▶ Work to complete
How many lines in the records below contain "Connect"? Reply with the number only.

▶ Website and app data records
Content starts

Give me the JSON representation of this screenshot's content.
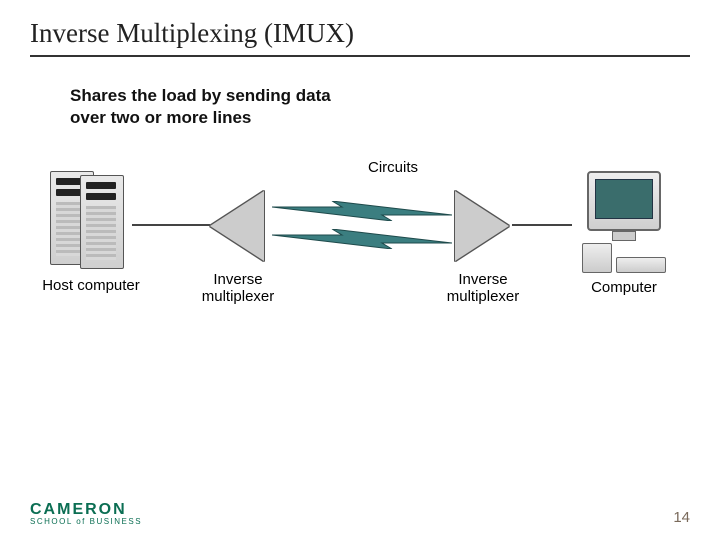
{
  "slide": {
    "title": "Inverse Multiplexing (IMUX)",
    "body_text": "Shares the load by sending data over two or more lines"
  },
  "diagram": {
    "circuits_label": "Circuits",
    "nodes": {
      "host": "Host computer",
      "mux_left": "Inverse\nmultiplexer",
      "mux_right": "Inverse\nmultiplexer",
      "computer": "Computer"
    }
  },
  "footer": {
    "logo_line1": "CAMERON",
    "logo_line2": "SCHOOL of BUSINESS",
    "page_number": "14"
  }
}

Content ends
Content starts

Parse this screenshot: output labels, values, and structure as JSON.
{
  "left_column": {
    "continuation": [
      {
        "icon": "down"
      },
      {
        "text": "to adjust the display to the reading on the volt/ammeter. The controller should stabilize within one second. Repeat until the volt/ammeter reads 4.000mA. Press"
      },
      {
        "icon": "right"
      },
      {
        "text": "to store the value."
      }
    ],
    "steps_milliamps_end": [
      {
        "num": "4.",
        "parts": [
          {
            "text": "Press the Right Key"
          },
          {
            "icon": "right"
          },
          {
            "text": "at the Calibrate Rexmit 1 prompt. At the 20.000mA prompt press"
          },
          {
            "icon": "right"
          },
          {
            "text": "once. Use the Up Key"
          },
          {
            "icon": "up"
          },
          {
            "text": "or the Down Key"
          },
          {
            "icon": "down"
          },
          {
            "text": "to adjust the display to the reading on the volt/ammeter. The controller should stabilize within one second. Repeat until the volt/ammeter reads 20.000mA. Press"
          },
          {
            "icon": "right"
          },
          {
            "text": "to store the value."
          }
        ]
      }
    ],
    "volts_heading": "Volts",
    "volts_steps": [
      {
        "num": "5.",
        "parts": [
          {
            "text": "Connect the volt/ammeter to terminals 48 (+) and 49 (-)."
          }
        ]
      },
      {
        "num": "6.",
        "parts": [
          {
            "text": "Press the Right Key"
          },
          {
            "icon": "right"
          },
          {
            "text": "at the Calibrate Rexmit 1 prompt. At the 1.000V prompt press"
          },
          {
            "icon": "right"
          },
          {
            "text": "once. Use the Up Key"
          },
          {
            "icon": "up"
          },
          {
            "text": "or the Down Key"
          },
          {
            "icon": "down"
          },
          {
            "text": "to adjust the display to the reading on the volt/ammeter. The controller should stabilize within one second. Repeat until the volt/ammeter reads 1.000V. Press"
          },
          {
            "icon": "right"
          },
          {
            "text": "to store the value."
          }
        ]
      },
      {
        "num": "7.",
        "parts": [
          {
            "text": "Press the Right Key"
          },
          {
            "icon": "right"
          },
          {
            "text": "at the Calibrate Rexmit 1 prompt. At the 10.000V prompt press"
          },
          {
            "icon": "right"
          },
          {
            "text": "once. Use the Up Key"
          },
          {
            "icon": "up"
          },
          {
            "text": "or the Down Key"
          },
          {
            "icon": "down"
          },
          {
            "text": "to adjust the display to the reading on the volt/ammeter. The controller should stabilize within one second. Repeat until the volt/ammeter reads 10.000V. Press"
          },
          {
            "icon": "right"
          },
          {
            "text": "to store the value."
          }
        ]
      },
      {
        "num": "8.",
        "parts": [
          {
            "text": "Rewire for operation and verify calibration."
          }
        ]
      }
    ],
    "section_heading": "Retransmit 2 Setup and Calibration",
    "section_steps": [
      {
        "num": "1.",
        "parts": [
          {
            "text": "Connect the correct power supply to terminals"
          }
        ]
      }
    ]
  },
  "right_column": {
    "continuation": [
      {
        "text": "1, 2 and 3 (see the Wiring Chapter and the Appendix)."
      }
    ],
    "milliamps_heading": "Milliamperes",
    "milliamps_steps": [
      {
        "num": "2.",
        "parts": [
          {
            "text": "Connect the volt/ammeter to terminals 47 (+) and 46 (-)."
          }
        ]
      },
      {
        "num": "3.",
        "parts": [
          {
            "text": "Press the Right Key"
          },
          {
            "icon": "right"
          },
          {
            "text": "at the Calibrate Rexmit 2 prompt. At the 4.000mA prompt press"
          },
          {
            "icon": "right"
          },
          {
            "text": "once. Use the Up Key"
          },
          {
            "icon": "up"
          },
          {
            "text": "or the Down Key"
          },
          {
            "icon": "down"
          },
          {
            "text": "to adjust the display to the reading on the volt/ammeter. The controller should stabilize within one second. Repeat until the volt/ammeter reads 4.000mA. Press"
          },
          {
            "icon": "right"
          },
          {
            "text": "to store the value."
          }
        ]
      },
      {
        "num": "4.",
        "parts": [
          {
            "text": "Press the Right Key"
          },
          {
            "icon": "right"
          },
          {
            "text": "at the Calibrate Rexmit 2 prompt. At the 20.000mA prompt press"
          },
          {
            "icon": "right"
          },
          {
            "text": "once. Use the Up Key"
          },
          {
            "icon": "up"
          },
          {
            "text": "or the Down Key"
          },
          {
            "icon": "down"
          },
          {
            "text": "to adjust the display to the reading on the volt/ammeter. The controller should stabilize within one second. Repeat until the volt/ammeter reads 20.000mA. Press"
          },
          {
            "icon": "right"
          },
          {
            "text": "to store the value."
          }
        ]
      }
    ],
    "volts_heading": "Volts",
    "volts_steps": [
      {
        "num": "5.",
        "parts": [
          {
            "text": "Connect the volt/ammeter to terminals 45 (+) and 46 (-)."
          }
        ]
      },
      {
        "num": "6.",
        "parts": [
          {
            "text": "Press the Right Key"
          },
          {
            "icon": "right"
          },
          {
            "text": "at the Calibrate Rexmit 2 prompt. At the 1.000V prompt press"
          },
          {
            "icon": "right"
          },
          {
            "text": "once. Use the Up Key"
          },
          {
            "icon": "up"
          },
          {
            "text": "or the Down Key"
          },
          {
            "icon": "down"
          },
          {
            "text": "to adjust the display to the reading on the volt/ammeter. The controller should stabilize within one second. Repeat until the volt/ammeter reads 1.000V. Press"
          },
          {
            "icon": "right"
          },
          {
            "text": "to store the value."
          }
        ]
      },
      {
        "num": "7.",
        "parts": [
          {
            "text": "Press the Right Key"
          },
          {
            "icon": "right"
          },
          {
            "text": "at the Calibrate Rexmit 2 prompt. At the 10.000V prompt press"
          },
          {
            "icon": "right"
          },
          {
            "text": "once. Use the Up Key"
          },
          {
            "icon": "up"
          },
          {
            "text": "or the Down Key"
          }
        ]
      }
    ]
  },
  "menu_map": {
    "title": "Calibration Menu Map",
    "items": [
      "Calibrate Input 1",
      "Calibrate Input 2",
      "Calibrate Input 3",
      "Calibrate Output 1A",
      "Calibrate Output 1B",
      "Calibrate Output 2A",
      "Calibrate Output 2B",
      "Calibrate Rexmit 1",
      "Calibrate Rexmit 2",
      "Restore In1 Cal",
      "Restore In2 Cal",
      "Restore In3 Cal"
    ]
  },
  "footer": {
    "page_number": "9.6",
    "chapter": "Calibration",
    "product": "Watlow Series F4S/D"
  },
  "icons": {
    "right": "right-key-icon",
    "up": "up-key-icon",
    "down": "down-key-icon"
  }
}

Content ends

▶ Result below
4